Dan Parton (03/04/2012) hopes a few more employers will take heed of the benefits of workplace counselling:
Results from a survey of staff at the University of Cambridge,which found that even a short burst of counselling can make a positive difference to the lives and productivity of people suffering from problems like anxiety, stress or depression,demonstrate that mental health services have a role in the workplace - if only more employers would recognise this.
The study found that 70% of the staff concerned experienced a"clinically significant" upswing in mental health after receiving workplace counselling, which enabled them to cope more effectively with their working lives.
But it seems that fewer and fewer employees now have access to such services, as Rick Hughes, lead advisor at BACP Workplace, a division of the British Association for Counselling and Psychotherapy, said: "Throughout the UK, workplace counselling services are facing significant cuts and in many cases closure as organisations seek to reduce costs."
If the results of this survey are to be believed, it could be a false economy for employers to cut counselling services. It is well known that in times of recession, stress levels increase, in the workplace as well as the home, especially if there are worries about jobs, for instance.

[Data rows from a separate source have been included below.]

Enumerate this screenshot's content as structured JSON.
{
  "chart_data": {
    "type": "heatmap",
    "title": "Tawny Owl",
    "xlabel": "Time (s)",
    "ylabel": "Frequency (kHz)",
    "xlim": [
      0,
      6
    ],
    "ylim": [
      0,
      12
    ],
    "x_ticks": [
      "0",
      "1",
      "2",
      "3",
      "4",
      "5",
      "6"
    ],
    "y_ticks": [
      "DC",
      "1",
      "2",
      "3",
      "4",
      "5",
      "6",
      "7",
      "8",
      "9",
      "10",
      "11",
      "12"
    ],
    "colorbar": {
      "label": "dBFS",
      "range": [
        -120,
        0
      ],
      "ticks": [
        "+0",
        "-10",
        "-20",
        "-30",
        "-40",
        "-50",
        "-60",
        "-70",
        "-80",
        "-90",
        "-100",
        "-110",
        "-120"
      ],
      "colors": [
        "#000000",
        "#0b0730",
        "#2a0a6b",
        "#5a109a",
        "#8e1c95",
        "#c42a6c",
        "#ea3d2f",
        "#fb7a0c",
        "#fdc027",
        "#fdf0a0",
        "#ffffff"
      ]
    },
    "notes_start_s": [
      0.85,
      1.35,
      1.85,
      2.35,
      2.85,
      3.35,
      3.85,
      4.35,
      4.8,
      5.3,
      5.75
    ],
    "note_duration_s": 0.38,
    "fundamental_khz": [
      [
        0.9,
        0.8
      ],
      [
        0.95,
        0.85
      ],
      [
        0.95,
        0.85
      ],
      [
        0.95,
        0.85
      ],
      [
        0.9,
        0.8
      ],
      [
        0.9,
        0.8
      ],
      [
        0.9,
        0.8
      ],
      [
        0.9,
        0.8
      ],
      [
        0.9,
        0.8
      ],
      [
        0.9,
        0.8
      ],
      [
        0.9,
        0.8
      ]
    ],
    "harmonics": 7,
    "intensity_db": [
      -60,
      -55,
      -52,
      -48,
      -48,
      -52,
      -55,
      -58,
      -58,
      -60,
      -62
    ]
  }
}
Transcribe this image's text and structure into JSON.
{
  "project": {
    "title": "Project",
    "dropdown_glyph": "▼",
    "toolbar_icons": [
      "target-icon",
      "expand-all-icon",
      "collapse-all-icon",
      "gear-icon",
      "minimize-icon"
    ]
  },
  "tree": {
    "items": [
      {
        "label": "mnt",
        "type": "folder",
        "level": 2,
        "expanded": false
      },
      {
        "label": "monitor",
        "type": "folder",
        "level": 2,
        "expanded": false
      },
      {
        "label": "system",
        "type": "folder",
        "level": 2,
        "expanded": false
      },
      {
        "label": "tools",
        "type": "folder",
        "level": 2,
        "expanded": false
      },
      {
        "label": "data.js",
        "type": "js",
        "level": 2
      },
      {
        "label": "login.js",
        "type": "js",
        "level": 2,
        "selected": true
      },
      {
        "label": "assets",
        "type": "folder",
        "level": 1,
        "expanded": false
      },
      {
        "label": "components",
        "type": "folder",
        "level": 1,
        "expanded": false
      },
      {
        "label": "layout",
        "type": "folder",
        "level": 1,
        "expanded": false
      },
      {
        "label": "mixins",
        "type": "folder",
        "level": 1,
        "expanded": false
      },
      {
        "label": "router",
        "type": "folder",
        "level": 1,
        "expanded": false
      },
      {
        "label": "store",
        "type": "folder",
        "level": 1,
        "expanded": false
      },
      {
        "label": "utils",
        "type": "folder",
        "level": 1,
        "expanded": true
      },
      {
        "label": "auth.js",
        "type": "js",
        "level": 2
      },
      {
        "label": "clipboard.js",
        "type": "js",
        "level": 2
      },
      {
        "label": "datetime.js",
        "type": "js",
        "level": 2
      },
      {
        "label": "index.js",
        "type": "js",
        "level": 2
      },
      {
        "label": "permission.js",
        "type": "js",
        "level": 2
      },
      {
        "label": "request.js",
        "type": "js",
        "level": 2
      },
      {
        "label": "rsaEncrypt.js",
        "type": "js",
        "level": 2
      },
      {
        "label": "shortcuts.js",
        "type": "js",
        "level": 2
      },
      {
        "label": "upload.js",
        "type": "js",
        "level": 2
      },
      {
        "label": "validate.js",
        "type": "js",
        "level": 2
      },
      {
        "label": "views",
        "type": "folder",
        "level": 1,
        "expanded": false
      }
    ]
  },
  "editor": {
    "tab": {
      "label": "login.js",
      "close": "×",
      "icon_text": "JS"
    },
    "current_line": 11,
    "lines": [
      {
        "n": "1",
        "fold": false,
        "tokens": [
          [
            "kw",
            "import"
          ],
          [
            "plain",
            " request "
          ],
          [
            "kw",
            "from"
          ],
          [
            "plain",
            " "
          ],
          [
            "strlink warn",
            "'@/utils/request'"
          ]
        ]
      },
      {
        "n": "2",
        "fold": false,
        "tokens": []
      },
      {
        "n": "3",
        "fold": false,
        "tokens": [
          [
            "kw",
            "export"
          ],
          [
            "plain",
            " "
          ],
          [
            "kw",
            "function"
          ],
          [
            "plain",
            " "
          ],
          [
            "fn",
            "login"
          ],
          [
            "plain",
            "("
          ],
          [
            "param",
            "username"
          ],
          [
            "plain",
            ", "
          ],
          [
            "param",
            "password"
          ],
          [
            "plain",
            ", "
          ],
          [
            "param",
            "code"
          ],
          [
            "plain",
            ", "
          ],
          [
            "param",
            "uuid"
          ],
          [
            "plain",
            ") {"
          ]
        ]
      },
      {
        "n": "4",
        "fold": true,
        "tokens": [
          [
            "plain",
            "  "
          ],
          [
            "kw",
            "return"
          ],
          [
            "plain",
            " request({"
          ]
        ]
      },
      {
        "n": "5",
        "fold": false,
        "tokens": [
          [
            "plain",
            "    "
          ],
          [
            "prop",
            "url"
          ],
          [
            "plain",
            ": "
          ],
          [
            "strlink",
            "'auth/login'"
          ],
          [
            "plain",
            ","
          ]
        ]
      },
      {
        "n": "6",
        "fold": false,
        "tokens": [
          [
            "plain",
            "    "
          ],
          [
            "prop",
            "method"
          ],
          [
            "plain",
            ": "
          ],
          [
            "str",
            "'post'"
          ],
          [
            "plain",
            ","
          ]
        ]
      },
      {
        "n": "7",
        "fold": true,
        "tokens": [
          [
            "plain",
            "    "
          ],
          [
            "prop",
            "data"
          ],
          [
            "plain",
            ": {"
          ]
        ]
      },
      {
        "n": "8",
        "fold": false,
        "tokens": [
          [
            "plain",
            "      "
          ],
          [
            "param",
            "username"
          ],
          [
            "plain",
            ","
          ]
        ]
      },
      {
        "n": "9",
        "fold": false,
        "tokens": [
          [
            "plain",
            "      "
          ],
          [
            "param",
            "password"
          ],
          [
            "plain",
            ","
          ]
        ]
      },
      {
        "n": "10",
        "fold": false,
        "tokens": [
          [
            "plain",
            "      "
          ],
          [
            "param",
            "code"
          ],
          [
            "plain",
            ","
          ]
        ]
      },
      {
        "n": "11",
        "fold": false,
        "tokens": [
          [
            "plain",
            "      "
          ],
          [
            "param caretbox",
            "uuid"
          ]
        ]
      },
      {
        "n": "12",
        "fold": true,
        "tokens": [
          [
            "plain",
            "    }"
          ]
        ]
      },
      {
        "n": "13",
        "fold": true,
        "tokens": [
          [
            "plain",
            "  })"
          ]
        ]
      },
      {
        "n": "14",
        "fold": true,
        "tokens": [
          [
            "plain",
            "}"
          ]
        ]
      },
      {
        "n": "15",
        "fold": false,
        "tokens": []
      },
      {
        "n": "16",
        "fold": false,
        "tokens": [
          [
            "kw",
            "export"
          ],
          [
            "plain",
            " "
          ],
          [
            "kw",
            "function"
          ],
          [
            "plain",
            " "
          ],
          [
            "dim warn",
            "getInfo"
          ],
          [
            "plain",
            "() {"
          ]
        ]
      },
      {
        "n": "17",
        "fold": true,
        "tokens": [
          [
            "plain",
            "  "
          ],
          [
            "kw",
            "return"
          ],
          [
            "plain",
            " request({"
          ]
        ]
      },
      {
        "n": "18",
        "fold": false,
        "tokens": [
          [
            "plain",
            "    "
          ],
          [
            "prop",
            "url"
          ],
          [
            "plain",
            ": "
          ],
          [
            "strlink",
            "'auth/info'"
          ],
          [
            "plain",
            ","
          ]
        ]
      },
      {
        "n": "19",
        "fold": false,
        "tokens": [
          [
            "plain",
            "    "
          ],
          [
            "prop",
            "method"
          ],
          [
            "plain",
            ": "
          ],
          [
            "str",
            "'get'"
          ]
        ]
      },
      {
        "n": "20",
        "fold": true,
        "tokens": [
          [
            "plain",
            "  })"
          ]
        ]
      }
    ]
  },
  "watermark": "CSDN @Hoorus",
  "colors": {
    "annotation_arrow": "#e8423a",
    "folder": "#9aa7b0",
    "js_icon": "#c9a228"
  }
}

And, when employees are suffering from stress, anxiety or depression, it stands to reason that they will not be as productive as they could be.
So, while employers may look to cut costs in the face of continuing economic uncertainty, they should think twice about axing services such as workplace counselling. Justifying services that don't obviously contribute to the bottom line can often be tricky, but counselling can have real benefits. Such relatively low-level - and inexpensive - interventions can even save money by helping to stop mental health problems escalating, which could end up costing the employer more, not only in lost productivity but in sick pay and in finding temporary cover, if the person involved has to take time off.
To me, it is a no-brainer to keep the service on, and Hughes summed things up perfectly: "If employees really are the most important resource within an organisation, then it is crucial that organisations fulfil their duty of care and make available to staff a range of accessible counselling support interventions."